28 May 21:17


TR > Mu─čla Province > Fethiye

Oenoanda or Oinoanda was an ancient Greek city in Lycia, in the upper valley of the River Xanthus. It is noted for the philosophical inscription by the Epicurean, Diogenes of Oenoanda. The ruins of the city lie west of the modern village İncealiler in the Fethiye district of Muğla Province, Turkey, which partly overlies the ancient site.

The early history of the settlement is obscure, in spite of an

exploratory survey carried out, with permission of the Turkish
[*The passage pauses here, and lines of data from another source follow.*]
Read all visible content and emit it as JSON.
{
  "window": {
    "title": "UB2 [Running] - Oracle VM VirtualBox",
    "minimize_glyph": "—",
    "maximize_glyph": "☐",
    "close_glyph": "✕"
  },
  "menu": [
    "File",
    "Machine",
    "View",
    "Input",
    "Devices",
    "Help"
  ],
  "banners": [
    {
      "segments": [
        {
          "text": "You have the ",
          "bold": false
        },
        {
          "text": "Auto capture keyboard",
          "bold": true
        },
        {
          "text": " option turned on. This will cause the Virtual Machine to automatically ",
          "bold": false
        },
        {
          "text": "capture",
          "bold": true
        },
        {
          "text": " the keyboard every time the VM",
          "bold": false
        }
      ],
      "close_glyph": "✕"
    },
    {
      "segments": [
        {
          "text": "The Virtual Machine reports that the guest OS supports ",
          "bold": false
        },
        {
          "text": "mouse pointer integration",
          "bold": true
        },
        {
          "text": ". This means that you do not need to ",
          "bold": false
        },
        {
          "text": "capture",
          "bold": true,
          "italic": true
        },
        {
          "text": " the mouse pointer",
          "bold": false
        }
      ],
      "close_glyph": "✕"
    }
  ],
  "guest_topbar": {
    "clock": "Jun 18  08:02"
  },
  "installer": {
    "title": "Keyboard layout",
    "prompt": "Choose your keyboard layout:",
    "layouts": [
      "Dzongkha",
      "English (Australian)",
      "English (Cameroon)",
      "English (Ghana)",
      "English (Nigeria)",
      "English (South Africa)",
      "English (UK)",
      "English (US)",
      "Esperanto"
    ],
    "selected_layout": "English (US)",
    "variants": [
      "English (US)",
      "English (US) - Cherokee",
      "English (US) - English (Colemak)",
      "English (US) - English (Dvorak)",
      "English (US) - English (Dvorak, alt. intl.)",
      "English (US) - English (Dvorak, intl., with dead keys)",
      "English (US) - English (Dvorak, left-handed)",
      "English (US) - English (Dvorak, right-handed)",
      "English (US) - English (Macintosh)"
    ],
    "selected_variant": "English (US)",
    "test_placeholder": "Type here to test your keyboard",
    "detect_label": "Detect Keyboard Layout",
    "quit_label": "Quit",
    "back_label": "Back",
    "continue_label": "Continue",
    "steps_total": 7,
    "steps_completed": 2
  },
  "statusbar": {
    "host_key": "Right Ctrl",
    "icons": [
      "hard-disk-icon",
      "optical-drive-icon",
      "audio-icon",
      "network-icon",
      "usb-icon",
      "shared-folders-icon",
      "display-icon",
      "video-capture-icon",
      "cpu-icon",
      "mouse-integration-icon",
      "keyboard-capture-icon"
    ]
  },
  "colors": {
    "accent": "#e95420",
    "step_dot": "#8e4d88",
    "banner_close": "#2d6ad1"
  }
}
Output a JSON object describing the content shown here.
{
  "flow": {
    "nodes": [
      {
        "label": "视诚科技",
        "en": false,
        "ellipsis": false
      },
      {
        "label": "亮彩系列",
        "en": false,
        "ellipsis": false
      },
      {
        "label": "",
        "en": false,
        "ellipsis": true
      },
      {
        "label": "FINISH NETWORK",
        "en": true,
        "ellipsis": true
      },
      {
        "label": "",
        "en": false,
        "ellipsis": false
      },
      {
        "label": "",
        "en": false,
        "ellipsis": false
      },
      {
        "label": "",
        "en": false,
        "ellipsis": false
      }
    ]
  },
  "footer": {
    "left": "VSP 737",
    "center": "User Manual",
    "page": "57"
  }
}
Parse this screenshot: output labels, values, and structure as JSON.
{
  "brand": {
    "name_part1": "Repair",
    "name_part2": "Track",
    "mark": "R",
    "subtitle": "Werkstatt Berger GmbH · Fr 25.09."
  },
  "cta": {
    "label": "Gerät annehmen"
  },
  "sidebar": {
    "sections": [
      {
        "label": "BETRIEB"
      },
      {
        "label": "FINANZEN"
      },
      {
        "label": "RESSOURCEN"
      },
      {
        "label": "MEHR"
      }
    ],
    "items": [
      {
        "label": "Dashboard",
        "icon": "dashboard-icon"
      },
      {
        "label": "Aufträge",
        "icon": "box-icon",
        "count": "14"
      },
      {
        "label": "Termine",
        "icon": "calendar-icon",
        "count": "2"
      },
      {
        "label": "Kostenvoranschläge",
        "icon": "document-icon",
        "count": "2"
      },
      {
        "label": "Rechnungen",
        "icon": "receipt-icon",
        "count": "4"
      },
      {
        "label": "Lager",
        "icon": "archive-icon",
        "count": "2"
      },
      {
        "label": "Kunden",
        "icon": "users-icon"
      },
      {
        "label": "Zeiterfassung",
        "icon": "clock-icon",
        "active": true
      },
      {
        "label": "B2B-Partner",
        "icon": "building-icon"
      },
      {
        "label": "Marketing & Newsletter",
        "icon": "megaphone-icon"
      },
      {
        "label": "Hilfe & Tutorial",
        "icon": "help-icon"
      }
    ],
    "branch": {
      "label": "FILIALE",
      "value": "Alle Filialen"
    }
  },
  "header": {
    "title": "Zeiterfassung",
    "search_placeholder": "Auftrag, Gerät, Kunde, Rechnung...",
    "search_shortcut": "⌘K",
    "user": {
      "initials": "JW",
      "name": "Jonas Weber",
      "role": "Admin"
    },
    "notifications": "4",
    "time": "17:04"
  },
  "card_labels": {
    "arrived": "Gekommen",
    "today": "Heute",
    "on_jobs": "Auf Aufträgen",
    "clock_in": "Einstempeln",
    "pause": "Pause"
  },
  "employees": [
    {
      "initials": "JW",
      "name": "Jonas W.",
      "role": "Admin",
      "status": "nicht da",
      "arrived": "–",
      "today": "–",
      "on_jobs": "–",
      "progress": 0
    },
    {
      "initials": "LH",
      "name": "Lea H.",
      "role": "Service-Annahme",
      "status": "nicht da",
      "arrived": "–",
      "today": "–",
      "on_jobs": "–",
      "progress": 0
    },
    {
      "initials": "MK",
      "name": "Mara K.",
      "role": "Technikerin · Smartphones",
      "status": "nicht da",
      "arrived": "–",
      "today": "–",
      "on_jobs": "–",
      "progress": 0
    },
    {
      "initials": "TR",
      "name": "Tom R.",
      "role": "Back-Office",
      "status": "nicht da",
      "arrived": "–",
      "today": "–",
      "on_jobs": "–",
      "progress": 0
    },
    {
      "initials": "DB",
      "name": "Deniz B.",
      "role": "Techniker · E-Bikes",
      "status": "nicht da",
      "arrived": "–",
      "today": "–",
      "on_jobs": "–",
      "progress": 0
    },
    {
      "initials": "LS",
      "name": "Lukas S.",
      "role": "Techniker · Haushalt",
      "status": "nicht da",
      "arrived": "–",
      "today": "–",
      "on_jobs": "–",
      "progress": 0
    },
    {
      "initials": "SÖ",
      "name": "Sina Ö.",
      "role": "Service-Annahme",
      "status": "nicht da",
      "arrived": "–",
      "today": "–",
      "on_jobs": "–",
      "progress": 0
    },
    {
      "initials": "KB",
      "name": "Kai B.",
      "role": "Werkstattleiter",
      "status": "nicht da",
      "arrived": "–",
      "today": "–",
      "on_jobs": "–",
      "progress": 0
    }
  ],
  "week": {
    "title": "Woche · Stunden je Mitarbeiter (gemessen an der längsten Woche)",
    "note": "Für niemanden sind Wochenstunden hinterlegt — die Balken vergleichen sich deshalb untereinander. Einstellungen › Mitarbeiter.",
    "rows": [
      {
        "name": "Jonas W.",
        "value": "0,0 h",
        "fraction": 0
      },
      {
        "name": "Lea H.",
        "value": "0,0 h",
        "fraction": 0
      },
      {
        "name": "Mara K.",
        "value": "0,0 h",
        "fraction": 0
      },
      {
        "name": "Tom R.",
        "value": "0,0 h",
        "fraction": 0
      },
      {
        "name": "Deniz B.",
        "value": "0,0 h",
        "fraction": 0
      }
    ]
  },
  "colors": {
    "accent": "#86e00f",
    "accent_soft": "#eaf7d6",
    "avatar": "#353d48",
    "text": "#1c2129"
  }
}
authorities, by the British Institute at Ankara (BIAA) in 1974–76. It seems that Oinoanda became a colony of Termessos about 200-190 BC and was also called Termessos Minor (or Termessos i pros Oinoanda). Oenoanda was the most southerly of the Kibyran Tetrapoleis in the Hellenistic Period, which was dissolved by L. Licinius Murena in 84 BCE, whereupon Oenoanda became part of the koinon of Lycia,  as its inscriptions abundantly demonstrate.

Diogenes carved a summary of the philosophy of Epicurus onto a portico wall, which originally extended about 80 meters. The inscription sets out Epicurus' teachings on physics, epistemology, and ethics. It was originally about 25,000 words long and filled 260 square meters of wall space. The inscription has been assigned on epigraphic grounds to the Hadrianic period, 117–138 CE.

The stoa was dismantled in the second half of the third century CE to

make room for a defensive wall; previously the site had been undefended.

The site was first noted by Hoskyns and Forbes, in 1841, and published in the Journal of the Royal Geographical Society,

xii (1843). The extensive philosophical inscriptions of Diogenes of

Oenoanda were identified later from scattered fragments, apparently from

the stoa. It cannot be assumed that Diogenes erected himself.[6] Evidence for an ancient Roman Bridge at Oinoanda has surfaced in the 1990s.[7]

By 2012 over 300 fragments of Diogenes' stoa had been identified,

varying in size from a few letters to passages of several sentences

covering more than one block.[8] New archaeological work is being conducted at the site by the Deutsches Archäologisches Institut.[9]